This website contains primary and secondary documents—newspapers, government reports, and other material—that deal with the gold rush. However, many of these documents, especially the secondary ones, put the question of who discovered the gold into context, rather than answering it directly. It is in fact not easy to find the answer to this mystery, partly because the scholars and commentators of our day have brought perspectives to the question based on factors such as gender, race, authority, oral tradition, and nationality.
When you read the primary and secondary documents you will need to bear in mind the perspectives and attitudes of the people who wrote them. Who is likely to favour George Carmack’s claim to be the discoverer, or Robert Henderson’s? Which people or group backs Skookum Jim’s or Kate Carmack’s case, and why? Also consider the period during which one candidate for the honour or another was favoured. Was there a favoured candidate during the Gold Rush? Did a candidate fall out of favour? Why?
This section contains essays written in 2006 to highlight the strengths of the cases of people who may have discovered Klondike gold. Their interpretations are based on the same evidence as yours, since they used the same documents, as well as the oral traditions, that appear here. You will find that they come to very different conclusions. You have the advantage over most readers of history because you can test the interpretations against the evidence, and you can critically evaluate the interpretations based on your own conclusions.

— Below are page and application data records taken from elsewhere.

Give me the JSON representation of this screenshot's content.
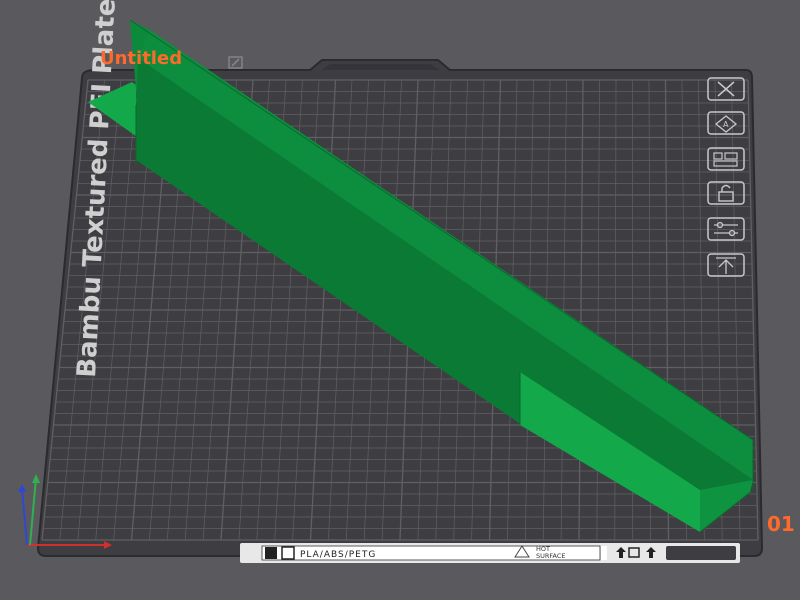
{
  "plate": {
    "name": "Untitled",
    "number": "01",
    "bed_type_label": "Bambu Textured PEI Plate",
    "material_label": "PLA/ABS/PETG",
    "warning_line1": "HOT",
    "warning_line2": "SURFACE"
  },
  "toolbar": {
    "items": [
      {
        "name": "delete-plate",
        "icon": "close-icon"
      },
      {
        "name": "auto-arrange",
        "icon": "arrange-icon"
      },
      {
        "name": "orient",
        "icon": "plate-settings-icon"
      },
      {
        "name": "lock-plate",
        "icon": "lock-icon"
      },
      {
        "name": "plate-settings",
        "icon": "sliders-icon"
      },
      {
        "name": "move-up",
        "icon": "arrow-up-icon"
      }
    ]
  },
  "colors": {
    "background": "#5a5a5e",
    "bed": "#3e3e42",
    "grid": "#6a6a70",
    "model_top": "#10a846",
    "model_side": "#0b7a34",
    "accent": "#ff6a2a"
  }
}
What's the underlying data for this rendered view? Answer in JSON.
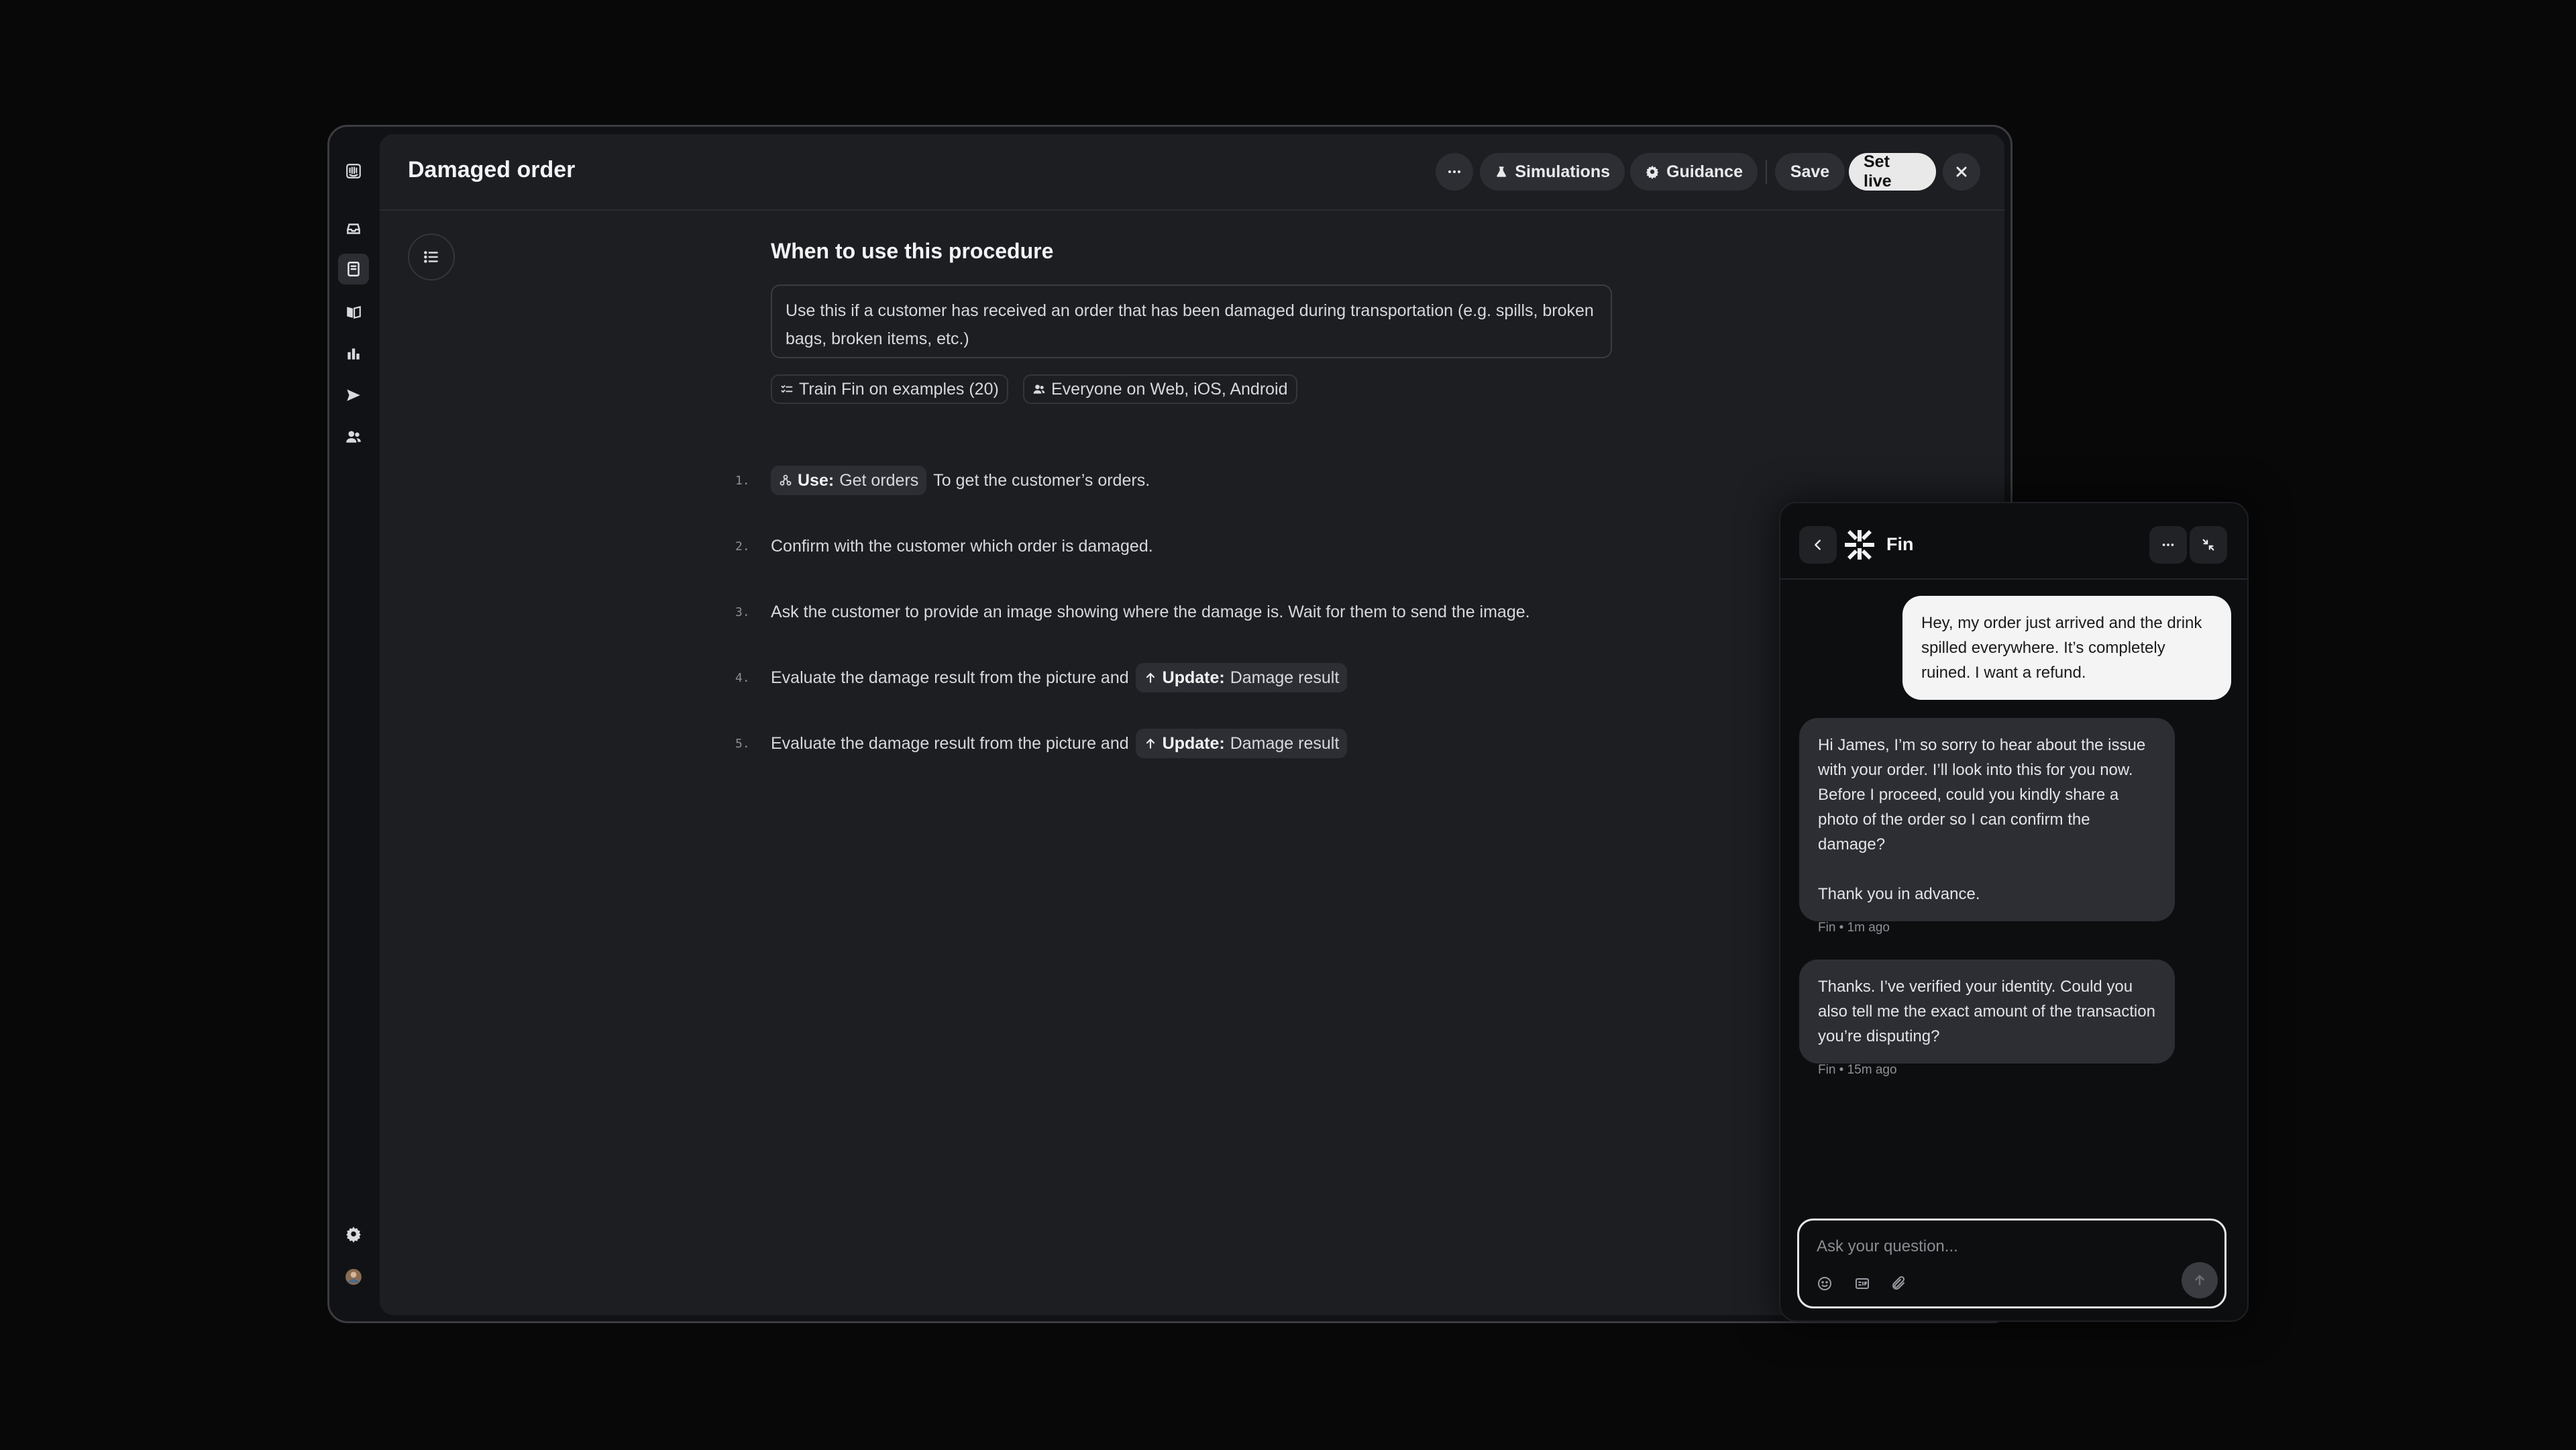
{
  "colors": {
    "app_bg": "#1c1e22",
    "frame_border": "#3b3c40",
    "pill_bg": "#2c2e33",
    "set_live_bg": "#e9e9ea",
    "chat_bg": "#0d0e10"
  },
  "rail": {
    "icons": [
      "app-logo-icon",
      "inbox-icon",
      "procedures-icon",
      "knowledge-icon",
      "reports-icon",
      "outbound-icon",
      "contacts-icon",
      "settings-icon",
      "user-avatar"
    ]
  },
  "header": {
    "title": "Damaged order",
    "simulations_label": "Simulations",
    "guidance_label": "Guidance",
    "save_label": "Save",
    "set_live_label": "Set live"
  },
  "procedure": {
    "section_title": "When to use this procedure",
    "description": "Use this if a customer has received an order that has been damaged during transportation (e.g. spills, broken bags, broken items, etc.)",
    "chips": {
      "train_label": "Train Fin on examples (20)",
      "audience_label": "Everyone on Web, iOS, Android"
    },
    "steps": [
      {
        "num": "1.",
        "pill_bold": "Use:",
        "pill_text": "Get orders",
        "text": "To get the customer’s orders."
      },
      {
        "num": "2.",
        "text": "Confirm with the customer which order is damaged."
      },
      {
        "num": "3.",
        "text": "Ask the customer to provide an image showing where the damage is. Wait for them to send the image."
      },
      {
        "num": "4.",
        "text": "Evaluate the damage result from the picture and",
        "pill_bold": "Update:",
        "pill_text": "Damage result"
      },
      {
        "num": "5.",
        "text": "Evaluate the damage result from the picture and",
        "pill_bold": "Update:",
        "pill_text": "Damage result"
      }
    ]
  },
  "chat": {
    "name": "Fin",
    "messages": [
      {
        "from": "user",
        "text": "Hey, my order just arrived and the drink spilled everywhere. It’s completely ruined. I want a refund."
      },
      {
        "from": "bot",
        "text": "Hi James, I’m so sorry to hear about the issue with your order. I’ll look into this for you now. Before I proceed, could you kindly share a photo of the order so I can confirm the damage?\n\nThank you in advance.",
        "meta": "Fin • 1m ago"
      },
      {
        "from": "bot",
        "text": "Thanks. I’ve verified your identity. Could you also tell me the exact amount of the transaction you’re disputing?",
        "meta": "Fin • 15m ago"
      }
    ],
    "composer": {
      "placeholder": "Ask your question...",
      "value": ""
    }
  }
}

The Interpretations section is password-protected. Teachers may apply for the password from the teachers section of this site. Your teacher may or may not choose to give you the password.